When the City of Morenci took over ownership of the local ambulance service late in 2001 and financial assistance was obtained from the townships, no one knew for certain how the effort would turn out.
“It might sound strange, but when we were putting it together, it was just everybody’s guess,” council member Keith Pennington said at Monday’s meeting.
The financial pledges from the city and townships combined with revenue from the services provided might be enough to cover costs or they might fall short of what was needed.
There’s been no increase in the assessments charged to residents in the seven years of coverage, Pennington noted, so the initial guesswork was close.
However, as costs increase, the break-even margin gets slimmer and slimmer.
Pennington reported to council Monday of a request by the Morenci Area EMS Advisory Board for financial help in paying off a $15,000 line of credit used for short-term needs.
The fund is often used while waiting for Medicare reimbursement.
The loan account is generally near the maximum allowed, he said, and the board wants to pay it off and start fresh.
Payment is based on a formula that takes into account how many household units are served.

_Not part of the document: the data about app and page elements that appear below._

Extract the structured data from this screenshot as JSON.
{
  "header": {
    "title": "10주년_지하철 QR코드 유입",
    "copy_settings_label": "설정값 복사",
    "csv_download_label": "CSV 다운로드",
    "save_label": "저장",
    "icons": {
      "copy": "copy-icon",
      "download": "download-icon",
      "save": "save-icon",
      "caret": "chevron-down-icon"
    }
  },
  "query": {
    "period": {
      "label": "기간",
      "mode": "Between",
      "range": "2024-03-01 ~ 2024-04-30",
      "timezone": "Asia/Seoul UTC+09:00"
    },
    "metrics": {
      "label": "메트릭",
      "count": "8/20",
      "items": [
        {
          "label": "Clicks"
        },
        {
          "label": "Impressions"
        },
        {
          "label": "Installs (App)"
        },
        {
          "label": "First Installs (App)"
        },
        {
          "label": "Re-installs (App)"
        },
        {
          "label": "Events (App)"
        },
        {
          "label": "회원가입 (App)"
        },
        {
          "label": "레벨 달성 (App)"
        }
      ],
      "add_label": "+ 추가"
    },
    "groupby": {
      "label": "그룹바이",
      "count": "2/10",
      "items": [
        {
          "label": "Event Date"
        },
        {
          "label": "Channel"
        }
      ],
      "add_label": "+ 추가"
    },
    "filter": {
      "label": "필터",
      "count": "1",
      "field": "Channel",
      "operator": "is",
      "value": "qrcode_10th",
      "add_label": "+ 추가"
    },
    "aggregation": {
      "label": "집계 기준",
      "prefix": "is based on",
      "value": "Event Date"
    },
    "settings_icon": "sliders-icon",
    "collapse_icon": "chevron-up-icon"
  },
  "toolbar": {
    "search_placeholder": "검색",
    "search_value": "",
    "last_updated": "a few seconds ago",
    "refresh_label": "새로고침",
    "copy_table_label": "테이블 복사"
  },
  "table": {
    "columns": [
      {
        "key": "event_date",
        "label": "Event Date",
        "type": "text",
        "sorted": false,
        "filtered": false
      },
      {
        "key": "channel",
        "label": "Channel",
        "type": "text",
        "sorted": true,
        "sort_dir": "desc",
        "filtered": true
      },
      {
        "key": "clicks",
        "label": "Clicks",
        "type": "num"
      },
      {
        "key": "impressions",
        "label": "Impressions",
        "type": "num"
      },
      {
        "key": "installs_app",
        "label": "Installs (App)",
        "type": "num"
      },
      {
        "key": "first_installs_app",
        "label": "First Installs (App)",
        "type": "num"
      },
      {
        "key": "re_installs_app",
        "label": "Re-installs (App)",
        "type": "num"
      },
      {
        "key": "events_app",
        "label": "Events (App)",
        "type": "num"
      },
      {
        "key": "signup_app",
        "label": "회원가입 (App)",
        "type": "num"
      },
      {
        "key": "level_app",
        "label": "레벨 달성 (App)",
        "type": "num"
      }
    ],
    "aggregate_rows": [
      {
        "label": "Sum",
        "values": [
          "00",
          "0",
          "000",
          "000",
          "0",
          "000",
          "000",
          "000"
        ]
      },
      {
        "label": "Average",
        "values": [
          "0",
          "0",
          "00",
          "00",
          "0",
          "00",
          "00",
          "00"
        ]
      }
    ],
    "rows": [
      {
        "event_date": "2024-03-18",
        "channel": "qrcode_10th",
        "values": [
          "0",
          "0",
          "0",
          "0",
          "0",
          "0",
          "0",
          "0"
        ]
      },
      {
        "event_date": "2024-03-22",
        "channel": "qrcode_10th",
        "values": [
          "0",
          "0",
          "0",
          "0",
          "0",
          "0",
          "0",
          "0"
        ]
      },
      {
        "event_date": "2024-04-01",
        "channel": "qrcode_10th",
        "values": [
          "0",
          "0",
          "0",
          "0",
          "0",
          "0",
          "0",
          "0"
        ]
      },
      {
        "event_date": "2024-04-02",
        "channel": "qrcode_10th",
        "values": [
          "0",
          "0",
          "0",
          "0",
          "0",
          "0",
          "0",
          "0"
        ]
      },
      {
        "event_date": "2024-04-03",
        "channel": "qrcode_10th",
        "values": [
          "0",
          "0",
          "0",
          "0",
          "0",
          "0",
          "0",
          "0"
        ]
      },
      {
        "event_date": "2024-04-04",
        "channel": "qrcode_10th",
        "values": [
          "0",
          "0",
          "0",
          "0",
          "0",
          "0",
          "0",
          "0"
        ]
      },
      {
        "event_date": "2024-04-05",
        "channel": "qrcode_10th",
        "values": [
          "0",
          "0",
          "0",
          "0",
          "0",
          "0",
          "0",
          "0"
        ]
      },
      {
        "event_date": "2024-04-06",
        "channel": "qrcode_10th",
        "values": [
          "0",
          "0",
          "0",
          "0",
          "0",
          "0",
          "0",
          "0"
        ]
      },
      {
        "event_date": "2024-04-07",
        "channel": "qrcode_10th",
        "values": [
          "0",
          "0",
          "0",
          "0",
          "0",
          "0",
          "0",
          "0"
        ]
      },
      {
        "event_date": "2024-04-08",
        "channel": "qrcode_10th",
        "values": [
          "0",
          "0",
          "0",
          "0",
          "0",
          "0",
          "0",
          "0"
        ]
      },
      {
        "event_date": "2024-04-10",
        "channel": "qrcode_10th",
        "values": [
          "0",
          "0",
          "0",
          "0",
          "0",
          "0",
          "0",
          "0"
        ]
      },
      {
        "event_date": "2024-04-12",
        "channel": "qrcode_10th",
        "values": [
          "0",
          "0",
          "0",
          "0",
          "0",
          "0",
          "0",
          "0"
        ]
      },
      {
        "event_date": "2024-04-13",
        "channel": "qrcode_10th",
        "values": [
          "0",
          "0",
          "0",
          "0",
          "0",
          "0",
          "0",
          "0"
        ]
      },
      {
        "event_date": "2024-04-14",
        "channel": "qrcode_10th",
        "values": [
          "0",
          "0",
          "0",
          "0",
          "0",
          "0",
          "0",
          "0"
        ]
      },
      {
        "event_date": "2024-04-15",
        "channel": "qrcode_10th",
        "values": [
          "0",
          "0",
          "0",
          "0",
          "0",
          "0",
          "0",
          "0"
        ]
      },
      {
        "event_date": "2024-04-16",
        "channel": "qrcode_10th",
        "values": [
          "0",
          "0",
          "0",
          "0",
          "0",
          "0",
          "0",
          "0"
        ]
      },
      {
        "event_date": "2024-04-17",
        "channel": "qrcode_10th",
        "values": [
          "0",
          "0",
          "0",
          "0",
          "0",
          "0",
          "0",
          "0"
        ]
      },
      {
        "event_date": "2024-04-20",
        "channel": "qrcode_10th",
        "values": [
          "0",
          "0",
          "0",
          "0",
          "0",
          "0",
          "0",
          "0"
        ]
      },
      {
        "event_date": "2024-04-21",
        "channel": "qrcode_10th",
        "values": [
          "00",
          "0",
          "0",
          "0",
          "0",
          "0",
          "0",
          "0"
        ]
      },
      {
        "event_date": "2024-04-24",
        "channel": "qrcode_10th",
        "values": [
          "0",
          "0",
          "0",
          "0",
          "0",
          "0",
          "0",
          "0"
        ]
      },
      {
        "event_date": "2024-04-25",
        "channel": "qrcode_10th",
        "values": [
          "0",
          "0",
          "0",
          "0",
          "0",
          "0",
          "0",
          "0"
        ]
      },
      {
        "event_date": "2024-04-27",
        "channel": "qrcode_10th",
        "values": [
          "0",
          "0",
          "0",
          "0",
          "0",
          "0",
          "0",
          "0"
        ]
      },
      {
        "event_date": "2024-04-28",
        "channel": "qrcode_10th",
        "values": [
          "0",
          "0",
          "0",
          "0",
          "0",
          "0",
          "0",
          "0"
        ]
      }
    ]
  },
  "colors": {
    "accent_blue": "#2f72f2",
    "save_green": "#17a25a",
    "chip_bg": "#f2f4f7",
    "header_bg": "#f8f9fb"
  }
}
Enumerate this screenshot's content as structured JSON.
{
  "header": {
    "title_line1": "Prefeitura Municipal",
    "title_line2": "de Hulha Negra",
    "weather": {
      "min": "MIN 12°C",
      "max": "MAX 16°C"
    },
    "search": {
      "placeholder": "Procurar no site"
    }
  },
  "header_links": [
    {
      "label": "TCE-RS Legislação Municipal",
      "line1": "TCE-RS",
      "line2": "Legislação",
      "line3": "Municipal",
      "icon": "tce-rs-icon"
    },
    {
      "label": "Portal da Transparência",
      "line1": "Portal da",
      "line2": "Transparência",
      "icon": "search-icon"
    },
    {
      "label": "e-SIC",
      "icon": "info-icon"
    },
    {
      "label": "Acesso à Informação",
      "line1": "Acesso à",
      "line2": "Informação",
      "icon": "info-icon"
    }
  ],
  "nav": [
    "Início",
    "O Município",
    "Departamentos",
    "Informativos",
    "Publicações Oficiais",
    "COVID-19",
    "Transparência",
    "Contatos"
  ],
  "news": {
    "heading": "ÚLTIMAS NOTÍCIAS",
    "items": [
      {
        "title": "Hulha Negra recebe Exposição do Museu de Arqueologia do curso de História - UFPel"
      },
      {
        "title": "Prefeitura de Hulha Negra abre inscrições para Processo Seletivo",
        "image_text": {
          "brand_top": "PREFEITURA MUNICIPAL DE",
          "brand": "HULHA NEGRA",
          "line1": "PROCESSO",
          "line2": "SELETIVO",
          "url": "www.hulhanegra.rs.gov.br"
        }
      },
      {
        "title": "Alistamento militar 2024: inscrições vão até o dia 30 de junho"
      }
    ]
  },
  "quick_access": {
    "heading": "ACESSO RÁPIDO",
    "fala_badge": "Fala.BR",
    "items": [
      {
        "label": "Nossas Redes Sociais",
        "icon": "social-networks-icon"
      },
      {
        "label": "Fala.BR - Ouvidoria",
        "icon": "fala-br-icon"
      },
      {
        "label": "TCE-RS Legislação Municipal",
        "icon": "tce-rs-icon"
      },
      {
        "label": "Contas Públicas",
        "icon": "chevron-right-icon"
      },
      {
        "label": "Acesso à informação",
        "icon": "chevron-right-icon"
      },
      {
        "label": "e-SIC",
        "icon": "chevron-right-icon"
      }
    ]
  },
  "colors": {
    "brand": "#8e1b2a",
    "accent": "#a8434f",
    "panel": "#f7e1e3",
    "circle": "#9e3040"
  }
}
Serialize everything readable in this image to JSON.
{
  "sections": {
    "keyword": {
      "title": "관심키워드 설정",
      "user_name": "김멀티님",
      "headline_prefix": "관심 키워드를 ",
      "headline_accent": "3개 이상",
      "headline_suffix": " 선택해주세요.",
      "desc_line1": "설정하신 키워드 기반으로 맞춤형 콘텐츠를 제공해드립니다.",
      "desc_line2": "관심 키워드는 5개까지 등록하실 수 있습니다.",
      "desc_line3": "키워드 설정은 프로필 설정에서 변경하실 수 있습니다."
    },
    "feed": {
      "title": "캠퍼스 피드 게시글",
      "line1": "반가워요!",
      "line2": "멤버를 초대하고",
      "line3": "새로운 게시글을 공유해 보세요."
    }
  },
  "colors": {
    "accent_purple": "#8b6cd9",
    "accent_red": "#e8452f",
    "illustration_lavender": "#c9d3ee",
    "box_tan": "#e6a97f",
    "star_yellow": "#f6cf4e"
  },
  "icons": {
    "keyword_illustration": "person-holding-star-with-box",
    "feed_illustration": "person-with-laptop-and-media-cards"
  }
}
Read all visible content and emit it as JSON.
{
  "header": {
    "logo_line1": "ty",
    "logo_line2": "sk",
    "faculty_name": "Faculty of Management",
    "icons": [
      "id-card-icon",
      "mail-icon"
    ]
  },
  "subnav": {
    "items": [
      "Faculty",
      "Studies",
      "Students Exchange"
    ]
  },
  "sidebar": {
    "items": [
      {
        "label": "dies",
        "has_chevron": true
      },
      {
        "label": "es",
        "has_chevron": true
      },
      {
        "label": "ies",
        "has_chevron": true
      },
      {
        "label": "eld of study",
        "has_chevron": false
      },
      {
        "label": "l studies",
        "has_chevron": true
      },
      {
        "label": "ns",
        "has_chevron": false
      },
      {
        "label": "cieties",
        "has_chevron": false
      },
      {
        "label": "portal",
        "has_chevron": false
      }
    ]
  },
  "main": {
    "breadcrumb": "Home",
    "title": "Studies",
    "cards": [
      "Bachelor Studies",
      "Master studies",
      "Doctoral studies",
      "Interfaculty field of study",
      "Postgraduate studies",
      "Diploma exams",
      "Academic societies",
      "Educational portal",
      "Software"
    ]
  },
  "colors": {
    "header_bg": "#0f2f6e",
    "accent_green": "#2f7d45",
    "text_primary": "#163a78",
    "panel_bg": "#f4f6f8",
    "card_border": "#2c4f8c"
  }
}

Morenci’s share of the cost would be $8,296. Seneca and Medina township officials already paid their portions.
An alternative would be to increase the annual payment each government unit makes, but for Morenci, that couldn’t be done until next May when there’s an opportunity to alter the assessment. The assessment can be increased up to 10 percent a year without a vote from residents.
Audience member Matt Woznicki asked if the shortfall indicated that too many employees are hired by the EMS service or whether another community is needed to participate.
Mayor Russ Sutherland answered that involvement by another community would be beneficial since the success of the service is based on the number of ambulance runs. No other nearby community is willing to join in.
“The problem isn’t something that came up this year,” Pennington said. “It’s been building.”
“The funding formula and the agreement for subsidies have been in place since the beginning,” Pennington said after the meeting. “We are just fulfilling our obligations that we agreed to from the start.”
If there were an excess of cash in the ambulance fund, the city and townships would also share in a refund.